** Material supplied **
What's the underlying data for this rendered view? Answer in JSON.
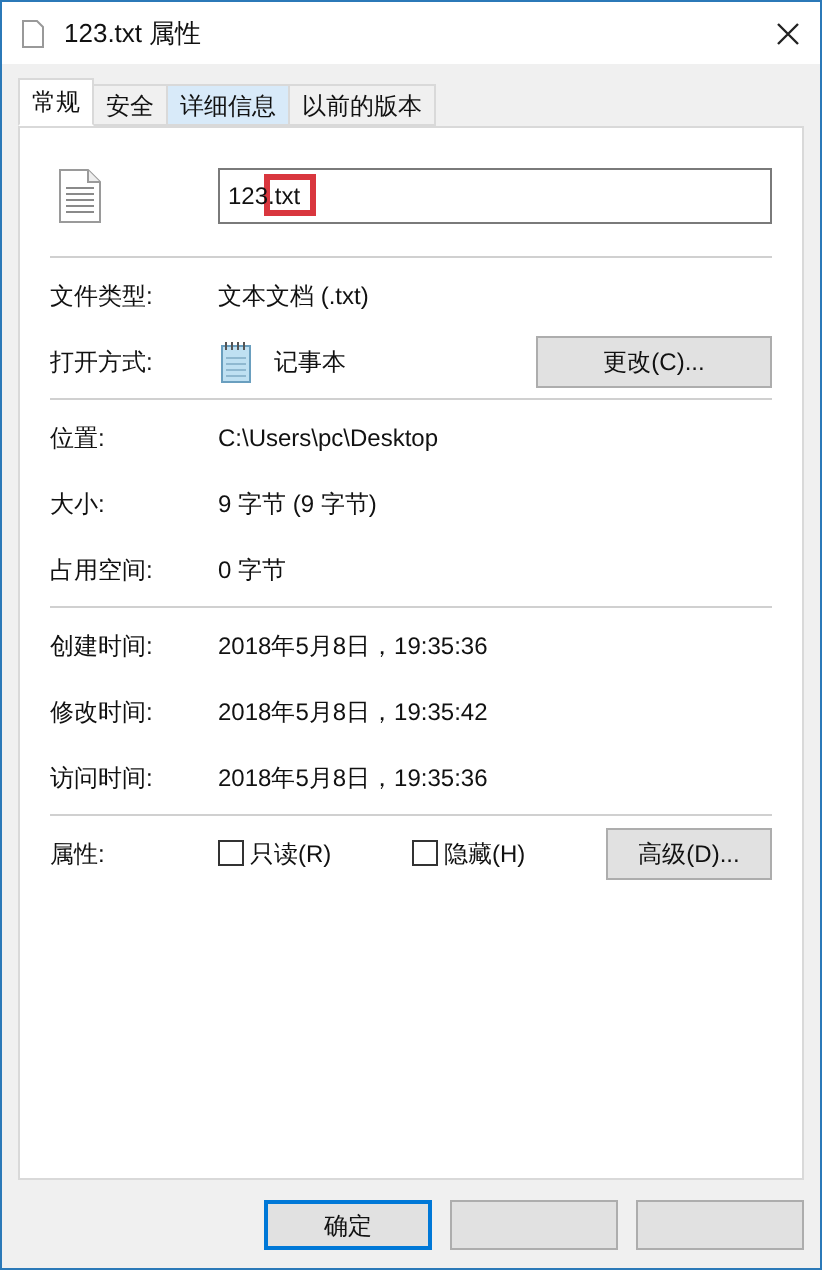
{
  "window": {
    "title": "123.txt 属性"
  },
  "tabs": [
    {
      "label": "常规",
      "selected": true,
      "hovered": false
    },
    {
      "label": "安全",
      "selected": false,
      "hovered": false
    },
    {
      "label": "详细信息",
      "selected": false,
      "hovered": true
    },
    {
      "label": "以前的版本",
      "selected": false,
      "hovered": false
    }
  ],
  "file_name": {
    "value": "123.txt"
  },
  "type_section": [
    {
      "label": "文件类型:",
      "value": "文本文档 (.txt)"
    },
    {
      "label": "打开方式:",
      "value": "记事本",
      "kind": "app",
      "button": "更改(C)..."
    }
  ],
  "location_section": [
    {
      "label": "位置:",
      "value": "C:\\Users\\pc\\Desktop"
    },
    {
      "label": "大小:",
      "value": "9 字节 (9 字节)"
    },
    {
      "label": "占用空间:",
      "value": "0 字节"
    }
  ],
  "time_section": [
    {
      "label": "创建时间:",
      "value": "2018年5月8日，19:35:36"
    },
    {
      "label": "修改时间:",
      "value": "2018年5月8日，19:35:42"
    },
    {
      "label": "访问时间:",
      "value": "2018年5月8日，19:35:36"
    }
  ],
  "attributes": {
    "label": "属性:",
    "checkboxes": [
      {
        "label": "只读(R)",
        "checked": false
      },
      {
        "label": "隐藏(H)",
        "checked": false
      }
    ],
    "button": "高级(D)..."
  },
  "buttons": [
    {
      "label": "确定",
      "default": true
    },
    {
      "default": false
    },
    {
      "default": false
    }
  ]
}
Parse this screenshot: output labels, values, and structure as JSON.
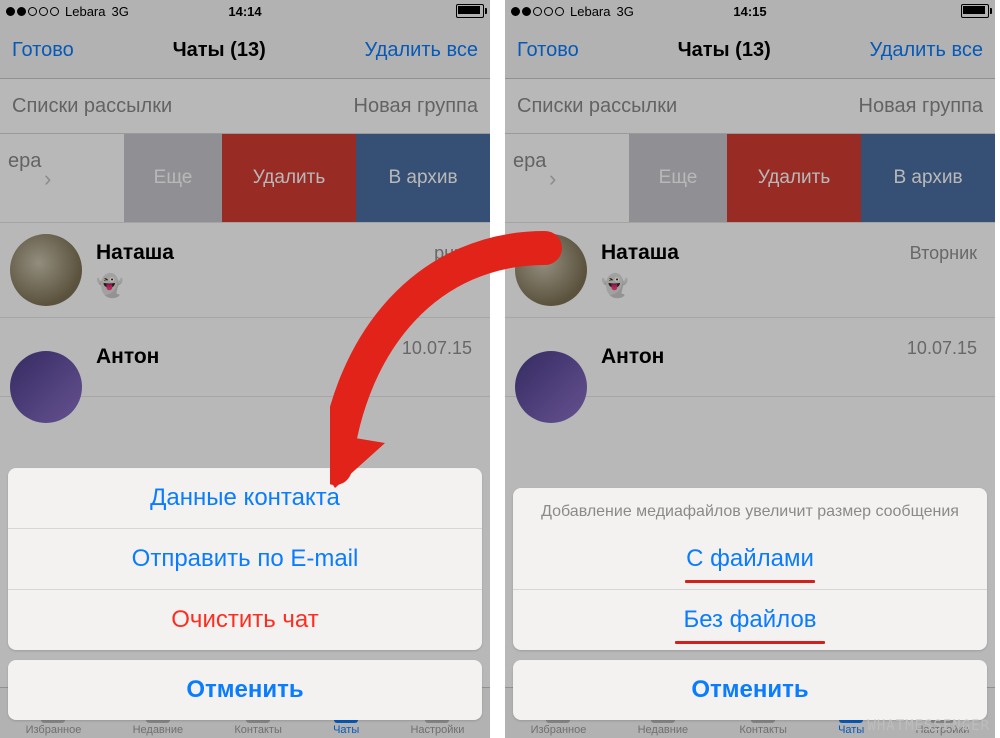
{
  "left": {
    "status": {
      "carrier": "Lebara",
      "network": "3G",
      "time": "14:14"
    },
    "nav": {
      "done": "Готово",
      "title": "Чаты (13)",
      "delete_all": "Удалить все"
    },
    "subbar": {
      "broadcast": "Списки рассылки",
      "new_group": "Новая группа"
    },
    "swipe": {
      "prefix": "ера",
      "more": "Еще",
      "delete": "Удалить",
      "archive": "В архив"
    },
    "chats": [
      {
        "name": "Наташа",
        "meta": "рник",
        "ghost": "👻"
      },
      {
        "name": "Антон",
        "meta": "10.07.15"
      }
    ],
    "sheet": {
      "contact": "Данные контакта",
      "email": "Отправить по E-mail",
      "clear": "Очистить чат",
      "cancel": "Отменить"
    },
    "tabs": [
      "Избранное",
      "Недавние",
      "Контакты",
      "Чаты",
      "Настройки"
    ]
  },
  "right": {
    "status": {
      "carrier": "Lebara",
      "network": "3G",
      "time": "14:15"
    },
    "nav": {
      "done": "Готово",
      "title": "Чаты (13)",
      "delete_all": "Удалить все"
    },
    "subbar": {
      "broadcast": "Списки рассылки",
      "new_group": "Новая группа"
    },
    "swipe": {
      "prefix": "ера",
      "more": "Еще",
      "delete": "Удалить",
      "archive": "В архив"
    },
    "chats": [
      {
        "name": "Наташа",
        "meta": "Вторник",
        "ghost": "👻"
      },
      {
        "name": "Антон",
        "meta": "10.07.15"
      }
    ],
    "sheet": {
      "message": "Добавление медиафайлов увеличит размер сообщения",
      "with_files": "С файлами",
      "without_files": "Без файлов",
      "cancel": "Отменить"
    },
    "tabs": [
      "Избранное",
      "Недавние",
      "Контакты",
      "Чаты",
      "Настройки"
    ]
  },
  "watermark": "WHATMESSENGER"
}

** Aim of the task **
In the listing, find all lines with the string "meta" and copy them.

** Answer **
        "meta": "рник",
        "meta": "10.07.15"
        "meta": "Вторник",
        "meta": "10.07.15"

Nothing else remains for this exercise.